DATA EXTRACT.
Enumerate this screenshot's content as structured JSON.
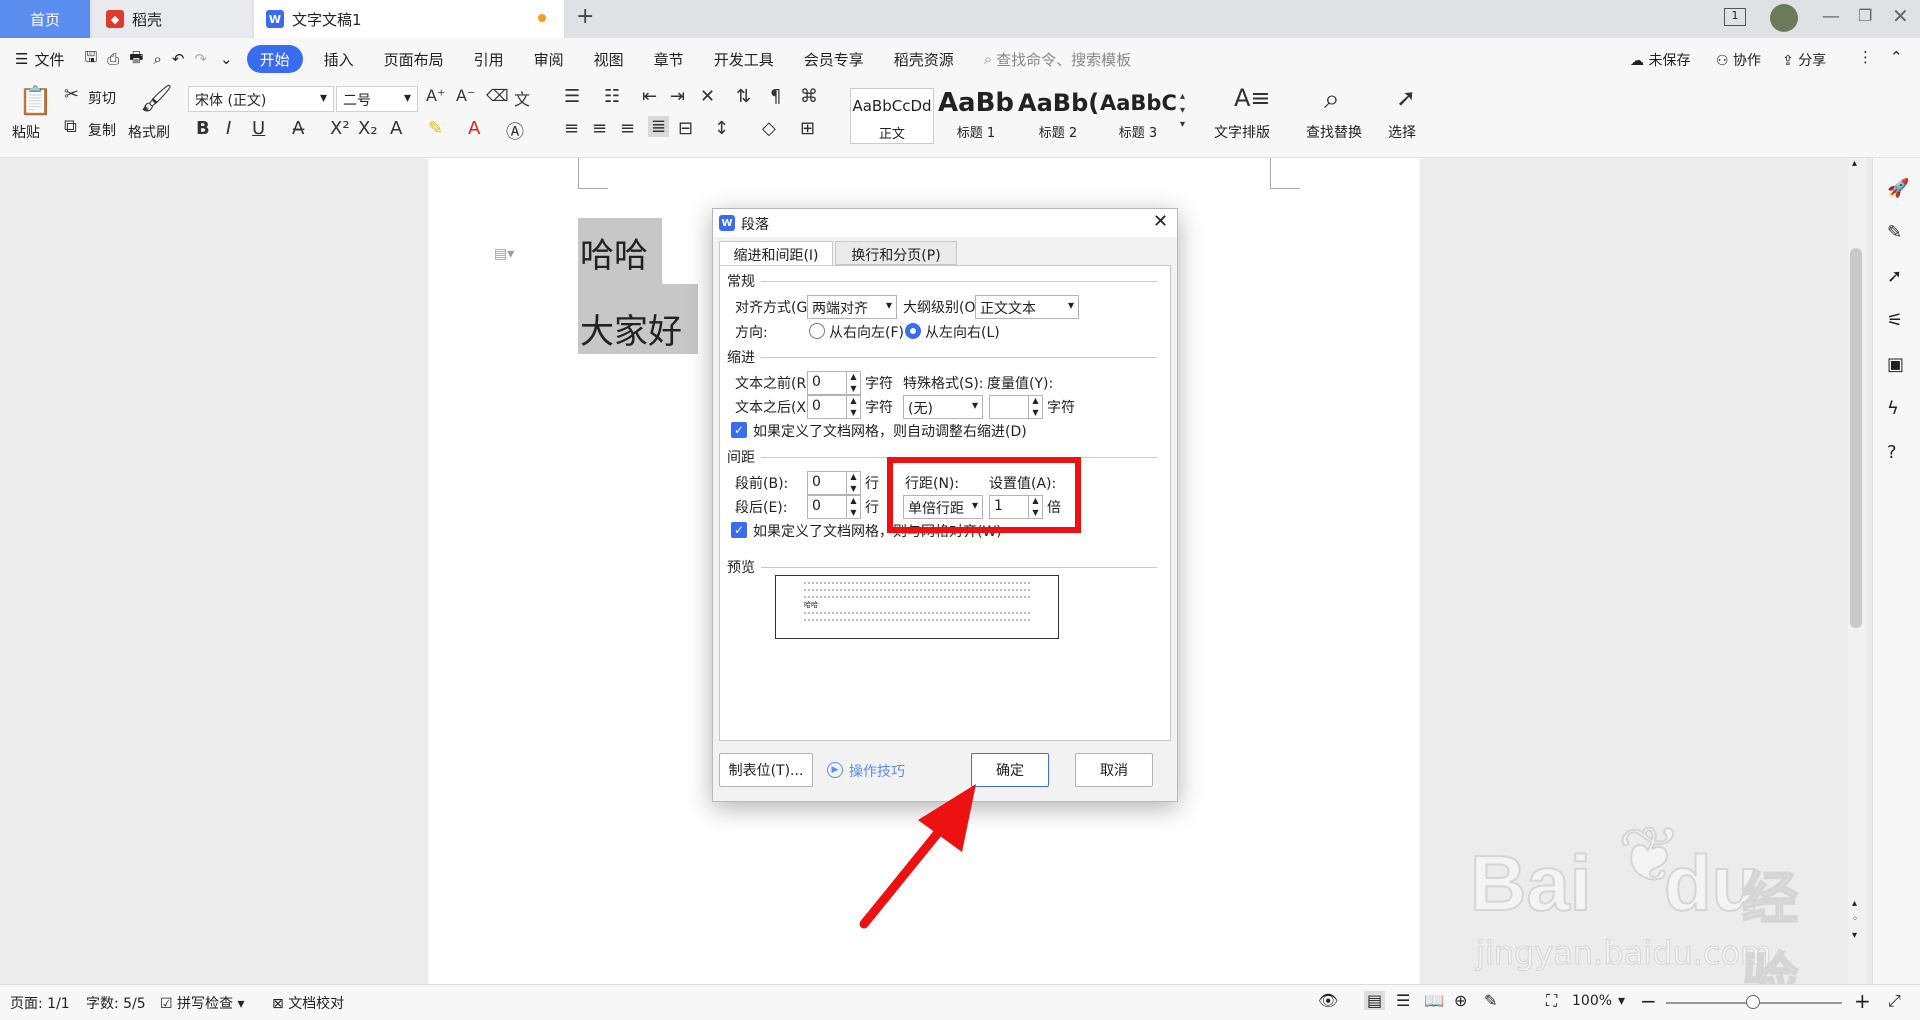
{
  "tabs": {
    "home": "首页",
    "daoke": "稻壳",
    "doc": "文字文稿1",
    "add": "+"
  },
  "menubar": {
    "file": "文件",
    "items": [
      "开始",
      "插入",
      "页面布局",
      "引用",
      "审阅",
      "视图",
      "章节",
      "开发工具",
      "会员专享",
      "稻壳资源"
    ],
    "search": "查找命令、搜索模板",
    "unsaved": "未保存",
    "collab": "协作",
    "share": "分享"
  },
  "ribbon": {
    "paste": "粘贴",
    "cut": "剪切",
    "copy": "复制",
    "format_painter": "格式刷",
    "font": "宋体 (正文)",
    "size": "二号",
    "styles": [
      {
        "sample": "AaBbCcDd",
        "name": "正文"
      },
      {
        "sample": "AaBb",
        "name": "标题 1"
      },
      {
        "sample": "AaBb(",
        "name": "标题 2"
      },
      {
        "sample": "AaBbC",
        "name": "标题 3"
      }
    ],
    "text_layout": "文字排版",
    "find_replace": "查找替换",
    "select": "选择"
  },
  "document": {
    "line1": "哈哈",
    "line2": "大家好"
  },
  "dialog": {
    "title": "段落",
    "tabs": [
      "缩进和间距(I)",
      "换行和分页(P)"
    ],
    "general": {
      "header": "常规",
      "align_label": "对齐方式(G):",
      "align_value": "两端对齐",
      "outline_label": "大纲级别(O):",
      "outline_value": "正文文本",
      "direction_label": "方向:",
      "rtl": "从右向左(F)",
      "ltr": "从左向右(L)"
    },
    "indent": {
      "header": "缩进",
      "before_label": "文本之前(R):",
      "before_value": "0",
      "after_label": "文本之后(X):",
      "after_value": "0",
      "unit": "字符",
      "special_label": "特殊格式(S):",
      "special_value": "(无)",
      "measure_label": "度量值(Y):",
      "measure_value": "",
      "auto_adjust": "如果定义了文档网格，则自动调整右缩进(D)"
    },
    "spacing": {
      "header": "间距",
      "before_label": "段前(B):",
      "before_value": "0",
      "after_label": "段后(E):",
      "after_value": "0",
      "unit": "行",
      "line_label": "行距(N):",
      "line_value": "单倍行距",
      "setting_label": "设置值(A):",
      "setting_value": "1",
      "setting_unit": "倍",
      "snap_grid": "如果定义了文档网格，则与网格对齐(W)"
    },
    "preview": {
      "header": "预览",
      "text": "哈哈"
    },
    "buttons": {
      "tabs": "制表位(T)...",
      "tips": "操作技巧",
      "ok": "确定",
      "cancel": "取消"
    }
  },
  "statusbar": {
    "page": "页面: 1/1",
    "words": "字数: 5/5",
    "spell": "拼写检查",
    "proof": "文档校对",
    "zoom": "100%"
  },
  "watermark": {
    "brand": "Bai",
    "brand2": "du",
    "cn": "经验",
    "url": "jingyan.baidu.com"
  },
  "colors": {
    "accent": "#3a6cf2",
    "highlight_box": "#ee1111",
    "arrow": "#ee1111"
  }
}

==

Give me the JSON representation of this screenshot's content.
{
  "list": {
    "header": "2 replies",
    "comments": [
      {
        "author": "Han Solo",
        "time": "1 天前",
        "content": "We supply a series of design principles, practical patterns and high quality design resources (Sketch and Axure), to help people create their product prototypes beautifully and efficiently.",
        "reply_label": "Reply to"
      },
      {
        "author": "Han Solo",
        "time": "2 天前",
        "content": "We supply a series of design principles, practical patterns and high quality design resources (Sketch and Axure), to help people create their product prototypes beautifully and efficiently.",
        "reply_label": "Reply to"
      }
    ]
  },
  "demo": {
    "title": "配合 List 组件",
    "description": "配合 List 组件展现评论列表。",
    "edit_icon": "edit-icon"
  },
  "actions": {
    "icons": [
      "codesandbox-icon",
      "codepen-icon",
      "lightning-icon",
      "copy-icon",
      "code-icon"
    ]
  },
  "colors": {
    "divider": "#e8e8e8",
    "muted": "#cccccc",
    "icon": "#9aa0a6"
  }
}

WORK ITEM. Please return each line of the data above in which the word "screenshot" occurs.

TASK RESPONSE.
Enumerate this screenshot's content as structured JSON.
Give me the JSON representation of this screenshot's content.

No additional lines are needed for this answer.